## PROVIDED DATA
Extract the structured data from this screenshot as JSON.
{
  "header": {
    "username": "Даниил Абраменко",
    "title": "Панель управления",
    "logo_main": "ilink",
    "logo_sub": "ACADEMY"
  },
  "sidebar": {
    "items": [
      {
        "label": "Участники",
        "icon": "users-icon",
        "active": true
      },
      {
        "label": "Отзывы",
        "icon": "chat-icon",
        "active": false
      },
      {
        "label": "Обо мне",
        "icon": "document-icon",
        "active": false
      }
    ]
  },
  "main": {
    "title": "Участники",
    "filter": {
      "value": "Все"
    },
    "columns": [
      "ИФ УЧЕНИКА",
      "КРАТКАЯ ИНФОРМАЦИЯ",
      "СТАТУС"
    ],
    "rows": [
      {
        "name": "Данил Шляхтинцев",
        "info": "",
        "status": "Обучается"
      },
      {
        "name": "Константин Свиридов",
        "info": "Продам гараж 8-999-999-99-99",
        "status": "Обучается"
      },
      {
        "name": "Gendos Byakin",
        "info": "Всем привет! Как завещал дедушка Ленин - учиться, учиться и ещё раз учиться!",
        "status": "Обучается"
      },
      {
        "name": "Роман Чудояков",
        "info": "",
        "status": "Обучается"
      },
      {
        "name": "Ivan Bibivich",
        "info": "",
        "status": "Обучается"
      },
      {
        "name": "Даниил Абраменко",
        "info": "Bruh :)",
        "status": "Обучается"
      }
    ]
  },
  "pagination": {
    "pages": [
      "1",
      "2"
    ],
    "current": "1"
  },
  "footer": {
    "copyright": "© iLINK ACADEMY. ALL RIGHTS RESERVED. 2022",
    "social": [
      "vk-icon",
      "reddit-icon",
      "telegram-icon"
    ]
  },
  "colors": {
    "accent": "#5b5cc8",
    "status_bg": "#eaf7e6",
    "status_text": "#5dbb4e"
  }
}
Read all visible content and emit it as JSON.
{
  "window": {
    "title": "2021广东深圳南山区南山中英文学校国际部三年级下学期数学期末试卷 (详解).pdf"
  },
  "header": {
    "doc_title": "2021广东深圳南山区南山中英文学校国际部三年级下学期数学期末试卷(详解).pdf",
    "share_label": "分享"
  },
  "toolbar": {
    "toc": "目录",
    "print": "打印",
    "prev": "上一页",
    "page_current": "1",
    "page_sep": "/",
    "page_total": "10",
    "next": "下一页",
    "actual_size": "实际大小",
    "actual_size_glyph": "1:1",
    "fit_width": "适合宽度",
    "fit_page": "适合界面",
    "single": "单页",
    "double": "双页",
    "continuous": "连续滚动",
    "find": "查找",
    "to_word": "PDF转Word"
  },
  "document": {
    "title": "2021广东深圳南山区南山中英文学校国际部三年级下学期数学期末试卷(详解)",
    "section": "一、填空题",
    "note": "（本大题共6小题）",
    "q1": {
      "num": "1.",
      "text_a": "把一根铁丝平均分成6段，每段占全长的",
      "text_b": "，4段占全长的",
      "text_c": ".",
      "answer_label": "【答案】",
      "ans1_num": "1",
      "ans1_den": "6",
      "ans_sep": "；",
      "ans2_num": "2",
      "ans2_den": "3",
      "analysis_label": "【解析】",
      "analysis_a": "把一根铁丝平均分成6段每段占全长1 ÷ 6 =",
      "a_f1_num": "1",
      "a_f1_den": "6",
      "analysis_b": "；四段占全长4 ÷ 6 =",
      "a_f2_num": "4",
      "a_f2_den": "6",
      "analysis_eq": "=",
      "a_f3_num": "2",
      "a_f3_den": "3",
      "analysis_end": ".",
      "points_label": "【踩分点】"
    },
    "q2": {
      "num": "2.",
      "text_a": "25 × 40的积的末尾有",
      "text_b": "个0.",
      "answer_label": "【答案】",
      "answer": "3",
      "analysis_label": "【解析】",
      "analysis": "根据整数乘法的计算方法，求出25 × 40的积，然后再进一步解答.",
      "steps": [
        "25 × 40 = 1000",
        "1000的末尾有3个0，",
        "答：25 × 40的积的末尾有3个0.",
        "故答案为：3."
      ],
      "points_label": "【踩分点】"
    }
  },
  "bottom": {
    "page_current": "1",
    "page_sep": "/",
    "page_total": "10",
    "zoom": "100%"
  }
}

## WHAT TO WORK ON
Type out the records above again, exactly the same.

## FINAL ANSWER
Extract the structured data from this screenshot as JSON.
{
  "header": {
    "username": "Даниил Абраменко",
    "title": "Панель управления",
    "logo_main": "ilink",
    "logo_sub": "ACADEMY"
  },
  "sidebar": {
    "items": [
      {
        "label": "Участники",
        "icon": "users-icon",
        "active": true
      },
      {
        "label": "Отзывы",
        "icon": "chat-icon",
        "active": false
      },
      {
        "label": "Обо мне",
        "icon": "document-icon",
        "active": false
      }
    ]
  },
  "main": {
    "title": "Участники",
    "filter": {
      "value": "Все"
    },
    "columns": [
      "ИФ УЧЕНИКА",
      "КРАТКАЯ ИНФОРМАЦИЯ",
      "СТАТУС"
    ],
    "rows": [
      {
        "name": "Данил Шляхтинцев",
        "info": "",
        "status": "Обучается"
      },
      {
        "name": "Константин Свиридов",
        "info": "Продам гараж 8-999-999-99-99",
        "status": "Обучается"
      },
      {
        "name": "Gendos Byakin",
        "info": "Всем привет! Как завещал дедушка Ленин - учиться, учиться и ещё раз учиться!",
        "status": "Обучается"
      },
      {
        "name": "Роман Чудояков",
        "info": "",
        "status": "Обучается"
      },
      {
        "name": "Ivan Bibivich",
        "info": "",
        "status": "Обучается"
      },
      {
        "name": "Даниил Абраменко",
        "info": "Bruh :)",
        "status": "Обучается"
      }
    ]
  },
  "pagination": {
    "pages": [
      "1",
      "2"
    ],
    "current": "1"
  },
  "footer": {
    "copyright": "© iLINK ACADEMY. ALL RIGHTS RESERVED. 2022",
    "social": [
      "vk-icon",
      "reddit-icon",
      "telegram-icon"
    ]
  },
  "colors": {
    "accent": "#5b5cc8",
    "status_bg": "#eaf7e6",
    "status_text": "#5dbb4e"
  }
}
Read all visible content and emit it as JSON.
{
  "window": {
    "title": "2021广东深圳南山区南山中英文学校国际部三年级下学期数学期末试卷 (详解).pdf"
  },
  "header": {
    "doc_title": "2021广东深圳南山区南山中英文学校国际部三年级下学期数学期末试卷(详解).pdf",
    "share_label": "分享"
  },
  "toolbar": {
    "toc": "目录",
    "print": "打印",
    "prev": "上一页",
    "page_current": "1",
    "page_sep": "/",
    "page_total": "10",
    "next": "下一页",
    "actual_size": "实际大小",
    "actual_size_glyph": "1:1",
    "fit_width": "适合宽度",
    "fit_page": "适合界面",
    "single": "单页",
    "double": "双页",
    "continuous": "连续滚动",
    "find": "查找",
    "to_word": "PDF转Word"
  },
  "document": {
    "title": "2021广东深圳南山区南山中英文学校国际部三年级下学期数学期末试卷(详解)",
    "section": "一、填空题",
    "note": "（本大题共6小题）",
    "q1": {
      "num": "1.",
      "text_a": "把一根铁丝平均分成6段，每段占全长的",
      "text_b": "，4段占全长的",
      "text_c": ".",
      "answer_label": "【答案】",
      "ans1_num": "1",
      "ans1_den": "6",
      "ans_sep": "；",
      "ans2_num": "2",
      "ans2_den": "3",
      "analysis_label": "【解析】",
      "analysis_a": "把一根铁丝平均分成6段每段占全长1 ÷ 6 =",
      "a_f1_num": "1",
      "a_f1_den": "6",
      "analysis_b": "；四段占全长4 ÷ 6 =",
      "a_f2_num": "4",
      "a_f2_den": "6",
      "analysis_eq": "=",
      "a_f3_num": "2",
      "a_f3_den": "3",
      "analysis_end": ".",
      "points_label": "【踩分点】"
    },
    "q2": {
      "num": "2.",
      "text_a": "25 × 40的积的末尾有",
      "text_b": "个0.",
      "answer_label": "【答案】",
      "answer": "3",
      "analysis_label": "【解析】",
      "analysis": "根据整数乘法的计算方法，求出25 × 40的积，然后再进一步解答.",
      "steps": [
        "25 × 40 = 1000",
        "1000的末尾有3个0，",
        "答：25 × 40的积的末尾有3个0.",
        "故答案为：3."
      ],
      "points_label": "【踩分点】"
    }
  },
  "bottom": {
    "page_current": "1",
    "page_sep": "/",
    "page_total": "10",
    "zoom": "100%"
  }
}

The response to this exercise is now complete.